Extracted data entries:
━━━━━━━━━━━━━━━━━━━━

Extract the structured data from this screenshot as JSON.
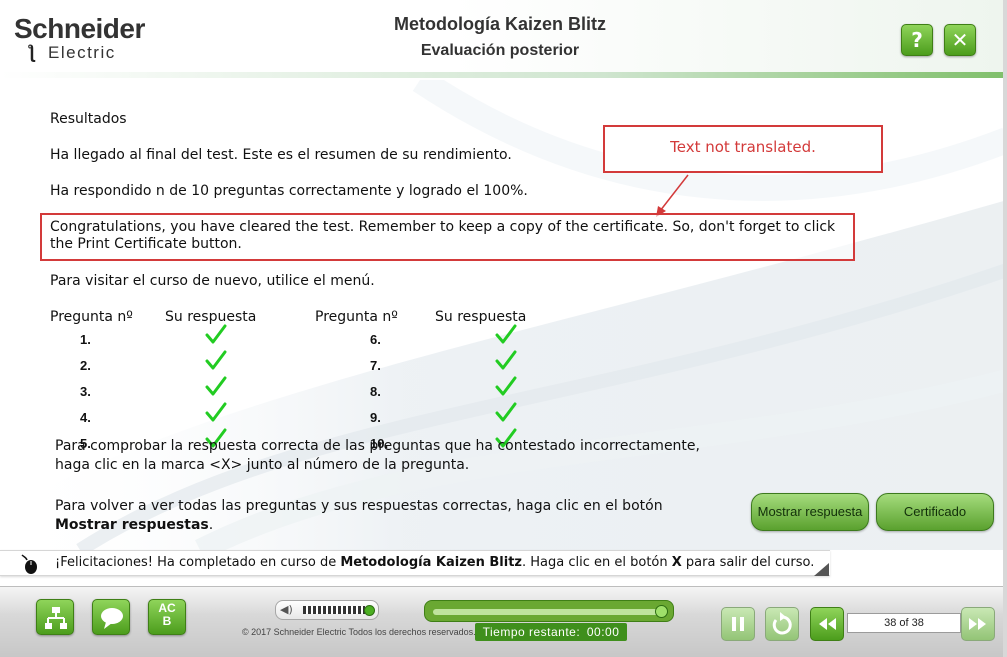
{
  "header": {
    "logo_line1": "Schneider",
    "logo_line2": "Electric",
    "course_title": "Metodología Kaizen Blitz",
    "screen_title": "Evaluación posterior",
    "help_label": "?",
    "close_label": "✕"
  },
  "content": {
    "results_heading": "Resultados",
    "summary_line": "Ha llegado al final del test. Este es el resumen de su rendimiento.",
    "score_line": "Ha respondido n de 10 preguntas correctamente y logrado el  100%.",
    "congrats_text": "Congratulations, you have cleared the test. Remember to keep a copy of the certificate. So, don't forget to click the Print Certificate button.",
    "revisit_line": "Para visitar el curso de nuevo, utilice el menú.",
    "annotation": "Text not translated.",
    "question_header": "Pregunta nº",
    "answer_header": "Su respuesta",
    "questions_left": [
      {
        "num": "1.",
        "correct": true
      },
      {
        "num": "2.",
        "correct": true
      },
      {
        "num": "3.",
        "correct": true
      },
      {
        "num": "4.",
        "correct": true
      },
      {
        "num": "5.",
        "correct": true
      }
    ],
    "questions_right": [
      {
        "num": "6.",
        "correct": true
      },
      {
        "num": "7.",
        "correct": true
      },
      {
        "num": "8.",
        "correct": true
      },
      {
        "num": "9.",
        "correct": true
      },
      {
        "num": "10.",
        "correct": true
      }
    ],
    "instruction1_line1": "Para comprobar la respuesta correcta de las preguntas que ha contestado incorrectamente,",
    "instruction1_line2": "haga clic en la marca <X> junto al número de la pregunta.",
    "instruction2_line1": "Para volver a ver todas las preguntas y sus respuestas correctas, haga clic en el botón",
    "instruction2_bold": "Mostrar respuestas",
    "instruction2_end": ".",
    "show_answers_button": "Mostrar respuesta",
    "certificate_button": "Certificado"
  },
  "feedback": {
    "prefix": "¡Felicitaciones! Ha completado en curso de ",
    "course_bold": "Metodología Kaizen Blitz",
    "middle": ". Haga clic en el botón ",
    "x_bold": "X",
    "suffix": " para salir del curso."
  },
  "footer": {
    "menu_icon": "sitemap-icon",
    "transcript_icon": "speech-bubble-icon",
    "glossary_label_top": "AC",
    "glossary_label_bottom": "B",
    "copyright": "© 2017 Schneider Electric Todos los derechos reservados.",
    "time_label": "Tiempo restante:",
    "time_value": "00:00",
    "page_indicator": "38 of 38",
    "progress_fraction": 1.0
  },
  "colors": {
    "accent_green": "#4c9d1c",
    "annotation_red": "#d33a3a",
    "check_green": "#22cc22"
  }
}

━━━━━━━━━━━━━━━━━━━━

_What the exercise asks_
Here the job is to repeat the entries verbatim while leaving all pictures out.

_Response to this exercise_
Extract the structured data from this screenshot as JSON.
{
  "header": {
    "logo_line1": "Schneider",
    "logo_line2": "Electric",
    "course_title": "Metodología Kaizen Blitz",
    "screen_title": "Evaluación posterior",
    "help_label": "?",
    "close_label": "✕"
  },
  "content": {
    "results_heading": "Resultados",
    "summary_line": "Ha llegado al final del test. Este es el resumen de su rendimiento.",
    "score_line": "Ha respondido n de 10 preguntas correctamente y logrado el  100%.",
    "congrats_text": "Congratulations, you have cleared the test. Remember to keep a copy of the certificate. So, don't forget to click the Print Certificate button.",
    "revisit_line": "Para visitar el curso de nuevo, utilice el menú.",
    "annotation": "Text not translated.",
    "question_header": "Pregunta nº",
    "answer_header": "Su respuesta",
    "questions_left": [
      {
        "num": "1.",
        "correct": true
      },
      {
        "num": "2.",
        "correct": true
      },
      {
        "num": "3.",
        "correct": true
      },
      {
        "num": "4.",
        "correct": true
      },
      {
        "num": "5.",
        "correct": true
      }
    ],
    "questions_right": [
      {
        "num": "6.",
        "correct": true
      },
      {
        "num": "7.",
        "correct": true
      },
      {
        "num": "8.",
        "correct": true
      },
      {
        "num": "9.",
        "correct": true
      },
      {
        "num": "10.",
        "correct": true
      }
    ],
    "instruction1_line1": "Para comprobar la respuesta correcta de las preguntas que ha contestado incorrectamente,",
    "instruction1_line2": "haga clic en la marca <X> junto al número de la pregunta.",
    "instruction2_line1": "Para volver a ver todas las preguntas y sus respuestas correctas, haga clic en el botón",
    "instruction2_bold": "Mostrar respuestas",
    "instruction2_end": ".",
    "show_answers_button": "Mostrar respuesta",
    "certificate_button": "Certificado"
  },
  "feedback": {
    "prefix": "¡Felicitaciones! Ha completado en curso de ",
    "course_bold": "Metodología Kaizen Blitz",
    "middle": ". Haga clic en el botón ",
    "x_bold": "X",
    "suffix": " para salir del curso."
  },
  "footer": {
    "menu_icon": "sitemap-icon",
    "transcript_icon": "speech-bubble-icon",
    "glossary_label_top": "AC",
    "glossary_label_bottom": "B",
    "copyright": "© 2017 Schneider Electric Todos los derechos reservados.",
    "time_label": "Tiempo restante:",
    "time_value": "00:00",
    "page_indicator": "38 of 38",
    "progress_fraction": 1.0
  },
  "colors": {
    "accent_green": "#4c9d1c",
    "annotation_red": "#d33a3a",
    "check_green": "#22cc22"
  }
}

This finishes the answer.